This week on the podcast, I interview British director and producer Adam Lenson! We had a great time chatting about Merrily We Roll Along, what should we call filmed theatre, Signal Online, Alt+Right+Shift, making new work without a theatre, filming theatre without an audience, and more!
Based in London, Adam Lenson is a director, producer, dramaturg, and musical theatre specialist. He was recently included in The Stage 100, a list recognizing theatremakers for their extraordinary achievements in 2020. He is the founder Signal and Signal Online, programs for incubating new musical theatre, Make Your Own Musicals which provides activity packs for children, and Theatrical Solutions which offers affordable solutions for theatrical livestreaming.
As a director, original works include WASTED (World Premiere, Southwark Playhouse), SUPERHERO (World Premiere, Southwark Playhouse), THE SORROWS OF SATAN (World Premiere, Tristan Bates Theatre), LOCK AND KEY (World Premiere, Vault Festival), THE LEFTOVERS (World Premiere, National Tour). Other works include THE RINK (Southwark Playhouse), THE STORM (Helios Collective/ENO), 35MM (The Other Palace), WHISPER HOUSE (The Other Palace), SONGS FOR A NEW WORLD (St James Theatre, 20th Anniversary Production), DISGRACED (English Theatre Frankfurt), DARK TOURISM (Park Theatre), GHOST (GSA), SEE WHAT I WANNA SEE (Jermyn Street Theatre), REEL LIFE (Ustinov Theatre Bath and St James Studio), THE GOODBYE GIRL (Upstairs at the Gatehouse), WEST END RECAST (Duke of York’s Theatre, Phoenix Theatre), ORDINARY DAYS (Trafalgar Studios), LITTLE FISH and SATURN RETURNS (Finborough Theatre), COME FLY WITH ME (Salisbury Playhouse), THE DEAD GUY (English Theatre Frankfurt) and THE FAMILY (Old Vic US/UK Exchange, Public Theater, NY).
You can learn more about Adam at www.adamlenson.com and follow him on Instagram and Twitter.
Tickets to Public Domain, streaming live on Jan 15 and 16 2021, are available at Southwark Playhouse.
Coming up in 2021, you may see a few less blog posts from me as I attempt to catch-up on the back log of musicals in the database. When I wrote my thesis on filmed live musicals back in 2012, I had a list of about 80 musicals. By the end of 2020, that list has exploded to over 350 musicals, only 185 of which are currently in searchable database! And that doesn’t even include musicals filmed without an audience or “zoomsicals” (musicals performed over zoom). That’s a lot of musicals to write up!
I want to continue spotlighting musicals by a diverse range of artists from around the world, especially musicals by women and people of color, and musicals in languages other than English.
The Filmed Live Musicals Podcast will continue to feature artists, creators, and industry specialists who make filmed live musical theatre.

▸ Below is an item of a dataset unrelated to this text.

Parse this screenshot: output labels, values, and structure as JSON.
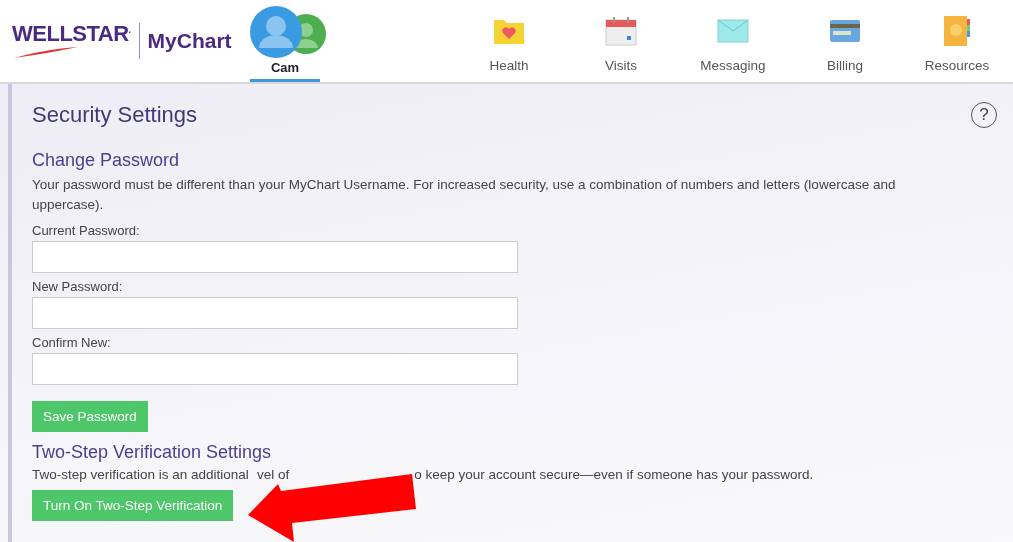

I will continue to update the Filmed Live Musicals calendar, If you want to make sure you don't miss when musicals are screening, make sure to sign up for the weekly newsletter!
I’m hoping that as the vaccine is rolled out, I can return to focusing on stage musicals that have been filmed live with an audience present!
Filmed Live Musicals is very much a labor of love. Thank you to my wonderful patrons for helping to offset the financial cost of running the site. No matter what level you pledge at, every patron receives early access to content and the podcast.
And to everyone who has signed up for the weekly newsletter, downloaded the podcast, and shared a love of filmed live musical theatre with me, thank you!
IIIIIII’ll drink to that!
Thank you to patrons Rachel Esteban, Mercedes Esteban-Lyons, Al Monaco, David Negrin, Jesse Rabinowitz & Brenda Goodman, David & Katherine Rabinowitz, and Bec Twist, for financially supporting Filmed Live Musicals.